Work instruction
Filter the entries below, keeping only lines with the word "volume".

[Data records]
<<<<

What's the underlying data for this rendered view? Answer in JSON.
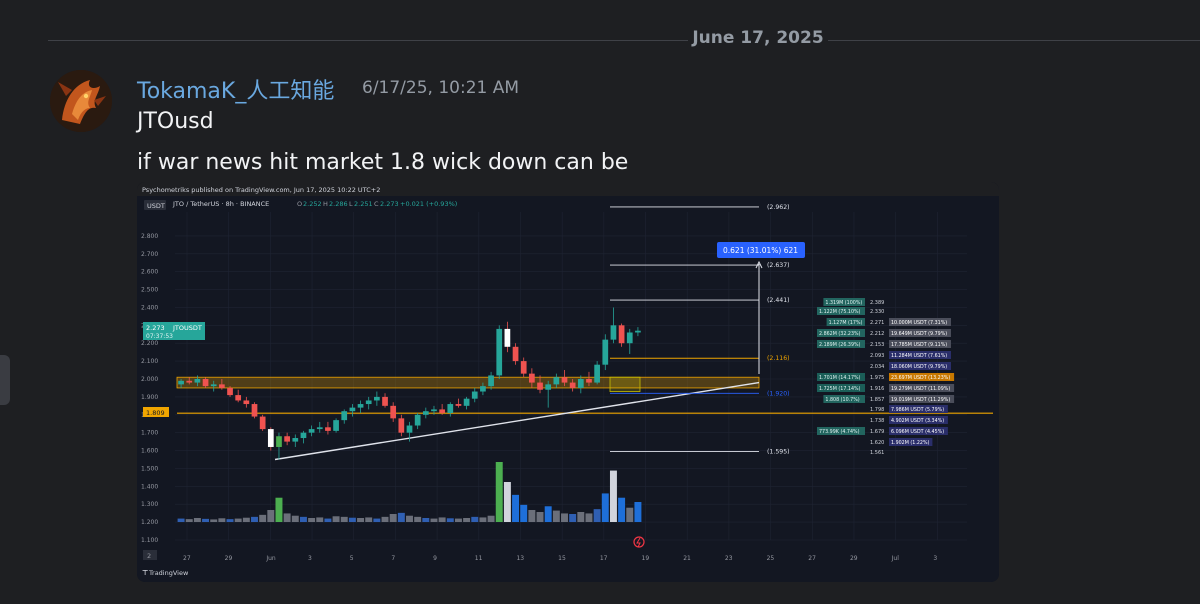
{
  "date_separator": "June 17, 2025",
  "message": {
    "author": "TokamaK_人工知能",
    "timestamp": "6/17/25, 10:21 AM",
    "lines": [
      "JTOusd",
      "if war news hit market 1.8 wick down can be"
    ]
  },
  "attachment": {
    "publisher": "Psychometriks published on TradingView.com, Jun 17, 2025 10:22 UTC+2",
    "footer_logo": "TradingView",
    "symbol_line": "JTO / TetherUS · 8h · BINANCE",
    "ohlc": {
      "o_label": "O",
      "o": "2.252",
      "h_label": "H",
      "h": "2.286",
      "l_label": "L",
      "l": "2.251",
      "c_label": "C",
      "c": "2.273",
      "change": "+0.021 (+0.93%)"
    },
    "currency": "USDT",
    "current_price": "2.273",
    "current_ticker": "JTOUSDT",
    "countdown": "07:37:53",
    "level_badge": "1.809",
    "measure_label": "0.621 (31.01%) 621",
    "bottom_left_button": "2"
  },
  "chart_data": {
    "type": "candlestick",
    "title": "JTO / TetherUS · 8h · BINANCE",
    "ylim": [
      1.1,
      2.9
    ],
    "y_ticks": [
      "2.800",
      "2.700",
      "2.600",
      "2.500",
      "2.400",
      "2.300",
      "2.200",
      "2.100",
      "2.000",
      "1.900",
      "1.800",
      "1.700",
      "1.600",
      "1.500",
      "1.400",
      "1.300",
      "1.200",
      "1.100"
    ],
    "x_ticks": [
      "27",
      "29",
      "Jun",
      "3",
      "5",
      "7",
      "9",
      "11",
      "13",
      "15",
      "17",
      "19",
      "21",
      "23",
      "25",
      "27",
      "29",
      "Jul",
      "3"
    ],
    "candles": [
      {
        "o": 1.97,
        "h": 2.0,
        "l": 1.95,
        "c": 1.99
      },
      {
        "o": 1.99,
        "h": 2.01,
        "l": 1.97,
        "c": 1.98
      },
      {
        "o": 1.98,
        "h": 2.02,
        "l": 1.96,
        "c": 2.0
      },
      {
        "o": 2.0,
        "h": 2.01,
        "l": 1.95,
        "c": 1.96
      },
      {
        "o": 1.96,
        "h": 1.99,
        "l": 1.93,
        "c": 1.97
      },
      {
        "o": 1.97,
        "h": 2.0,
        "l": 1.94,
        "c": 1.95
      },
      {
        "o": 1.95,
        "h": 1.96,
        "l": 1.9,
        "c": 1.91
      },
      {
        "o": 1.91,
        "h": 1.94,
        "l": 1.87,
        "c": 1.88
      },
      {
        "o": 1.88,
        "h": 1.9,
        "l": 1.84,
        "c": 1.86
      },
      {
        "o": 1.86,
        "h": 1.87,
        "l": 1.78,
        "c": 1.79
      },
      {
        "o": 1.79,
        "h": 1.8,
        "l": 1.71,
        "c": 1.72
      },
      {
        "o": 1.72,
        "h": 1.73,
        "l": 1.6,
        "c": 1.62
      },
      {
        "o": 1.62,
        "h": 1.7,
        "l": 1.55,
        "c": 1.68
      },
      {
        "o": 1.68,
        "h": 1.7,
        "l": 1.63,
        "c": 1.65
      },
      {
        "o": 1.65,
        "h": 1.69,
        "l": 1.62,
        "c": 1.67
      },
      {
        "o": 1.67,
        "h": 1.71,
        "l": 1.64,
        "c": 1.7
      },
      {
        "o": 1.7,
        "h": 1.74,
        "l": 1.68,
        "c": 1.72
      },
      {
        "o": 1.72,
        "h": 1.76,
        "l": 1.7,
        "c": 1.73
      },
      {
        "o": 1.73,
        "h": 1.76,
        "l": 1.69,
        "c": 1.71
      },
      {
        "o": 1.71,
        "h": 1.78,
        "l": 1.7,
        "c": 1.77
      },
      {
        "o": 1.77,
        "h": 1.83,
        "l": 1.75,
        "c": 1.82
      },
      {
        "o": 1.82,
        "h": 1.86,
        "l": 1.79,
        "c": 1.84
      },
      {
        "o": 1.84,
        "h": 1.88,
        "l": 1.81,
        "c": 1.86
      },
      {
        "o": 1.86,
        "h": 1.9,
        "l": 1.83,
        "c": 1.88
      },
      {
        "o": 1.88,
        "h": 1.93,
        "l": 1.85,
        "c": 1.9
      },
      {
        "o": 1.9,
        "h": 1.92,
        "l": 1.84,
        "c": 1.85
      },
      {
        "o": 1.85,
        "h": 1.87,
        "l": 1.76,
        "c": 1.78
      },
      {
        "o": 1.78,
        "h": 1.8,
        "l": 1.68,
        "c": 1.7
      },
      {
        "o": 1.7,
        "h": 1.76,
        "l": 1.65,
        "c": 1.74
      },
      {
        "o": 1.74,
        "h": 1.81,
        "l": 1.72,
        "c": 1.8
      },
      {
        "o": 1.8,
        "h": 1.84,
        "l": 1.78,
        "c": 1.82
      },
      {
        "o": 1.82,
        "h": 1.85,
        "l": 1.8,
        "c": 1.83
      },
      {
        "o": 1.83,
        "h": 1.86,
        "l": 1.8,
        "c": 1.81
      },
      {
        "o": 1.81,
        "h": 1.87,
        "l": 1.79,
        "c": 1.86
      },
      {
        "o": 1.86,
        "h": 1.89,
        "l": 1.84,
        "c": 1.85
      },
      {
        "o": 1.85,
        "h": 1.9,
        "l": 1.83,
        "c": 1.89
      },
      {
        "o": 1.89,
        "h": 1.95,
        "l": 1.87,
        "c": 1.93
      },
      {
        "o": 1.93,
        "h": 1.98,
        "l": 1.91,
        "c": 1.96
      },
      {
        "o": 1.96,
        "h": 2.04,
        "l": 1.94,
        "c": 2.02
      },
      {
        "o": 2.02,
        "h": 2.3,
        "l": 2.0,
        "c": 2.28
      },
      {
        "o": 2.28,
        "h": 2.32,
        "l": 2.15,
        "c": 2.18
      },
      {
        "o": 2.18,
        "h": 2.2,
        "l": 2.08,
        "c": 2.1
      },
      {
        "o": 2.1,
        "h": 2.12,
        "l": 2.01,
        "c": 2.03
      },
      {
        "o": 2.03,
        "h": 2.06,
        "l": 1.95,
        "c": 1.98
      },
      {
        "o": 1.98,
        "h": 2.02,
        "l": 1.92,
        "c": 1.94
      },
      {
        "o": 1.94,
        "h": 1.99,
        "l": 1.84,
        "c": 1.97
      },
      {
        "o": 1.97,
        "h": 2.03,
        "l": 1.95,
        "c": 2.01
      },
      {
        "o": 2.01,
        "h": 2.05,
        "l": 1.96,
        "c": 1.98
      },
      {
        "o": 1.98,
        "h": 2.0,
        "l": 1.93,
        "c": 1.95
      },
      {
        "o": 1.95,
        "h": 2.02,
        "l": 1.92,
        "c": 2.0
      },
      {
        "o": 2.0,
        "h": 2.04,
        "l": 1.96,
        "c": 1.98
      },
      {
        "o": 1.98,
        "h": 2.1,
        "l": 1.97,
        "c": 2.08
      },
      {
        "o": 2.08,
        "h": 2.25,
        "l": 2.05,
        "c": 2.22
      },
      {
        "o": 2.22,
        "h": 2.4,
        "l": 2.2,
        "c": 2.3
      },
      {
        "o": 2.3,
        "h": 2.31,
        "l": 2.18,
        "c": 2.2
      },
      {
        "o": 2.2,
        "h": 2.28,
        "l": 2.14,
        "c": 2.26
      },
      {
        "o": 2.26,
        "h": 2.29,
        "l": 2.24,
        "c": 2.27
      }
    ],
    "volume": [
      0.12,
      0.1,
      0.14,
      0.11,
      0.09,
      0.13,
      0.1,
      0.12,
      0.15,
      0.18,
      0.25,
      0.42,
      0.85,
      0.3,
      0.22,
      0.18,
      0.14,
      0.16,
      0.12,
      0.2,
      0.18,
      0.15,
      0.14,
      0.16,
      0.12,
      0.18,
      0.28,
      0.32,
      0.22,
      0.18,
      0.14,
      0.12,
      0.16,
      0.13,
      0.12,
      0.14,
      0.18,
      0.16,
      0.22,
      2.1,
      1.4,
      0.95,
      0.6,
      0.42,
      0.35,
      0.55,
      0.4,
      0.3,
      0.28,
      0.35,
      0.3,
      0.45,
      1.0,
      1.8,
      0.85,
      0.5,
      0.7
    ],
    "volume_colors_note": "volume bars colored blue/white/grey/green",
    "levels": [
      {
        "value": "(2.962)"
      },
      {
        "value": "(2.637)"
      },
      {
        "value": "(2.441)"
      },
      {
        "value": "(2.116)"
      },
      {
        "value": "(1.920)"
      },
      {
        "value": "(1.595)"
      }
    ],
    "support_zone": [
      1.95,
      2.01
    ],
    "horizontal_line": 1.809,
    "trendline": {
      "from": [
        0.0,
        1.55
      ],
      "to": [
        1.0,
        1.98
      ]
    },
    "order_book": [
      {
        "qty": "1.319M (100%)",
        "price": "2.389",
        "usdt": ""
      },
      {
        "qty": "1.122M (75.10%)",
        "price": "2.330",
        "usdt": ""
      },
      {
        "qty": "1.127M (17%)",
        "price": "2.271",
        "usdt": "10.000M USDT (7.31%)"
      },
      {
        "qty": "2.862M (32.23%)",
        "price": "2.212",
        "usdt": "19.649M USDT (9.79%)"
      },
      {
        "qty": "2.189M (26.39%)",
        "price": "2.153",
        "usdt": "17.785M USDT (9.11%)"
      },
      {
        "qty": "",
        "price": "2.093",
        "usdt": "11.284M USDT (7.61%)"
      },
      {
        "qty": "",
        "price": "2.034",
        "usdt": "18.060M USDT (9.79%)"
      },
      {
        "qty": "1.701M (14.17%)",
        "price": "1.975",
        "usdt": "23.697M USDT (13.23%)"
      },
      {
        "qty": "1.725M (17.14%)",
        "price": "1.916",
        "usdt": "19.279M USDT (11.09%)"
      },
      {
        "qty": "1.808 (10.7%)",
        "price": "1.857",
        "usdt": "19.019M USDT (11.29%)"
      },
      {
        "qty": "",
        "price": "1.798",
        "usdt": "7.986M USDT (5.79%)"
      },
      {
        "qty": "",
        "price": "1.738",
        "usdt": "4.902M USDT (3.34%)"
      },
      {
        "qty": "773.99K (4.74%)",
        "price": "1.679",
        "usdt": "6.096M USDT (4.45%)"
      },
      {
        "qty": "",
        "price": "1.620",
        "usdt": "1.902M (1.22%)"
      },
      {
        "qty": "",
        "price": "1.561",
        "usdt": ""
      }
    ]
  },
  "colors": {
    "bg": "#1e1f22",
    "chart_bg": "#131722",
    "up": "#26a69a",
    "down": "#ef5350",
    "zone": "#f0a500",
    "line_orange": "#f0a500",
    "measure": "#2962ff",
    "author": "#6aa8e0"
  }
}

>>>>

Answer for the task
    "volume": [
    "volume_colors_note": "volume bars colored blue/white/grey/green",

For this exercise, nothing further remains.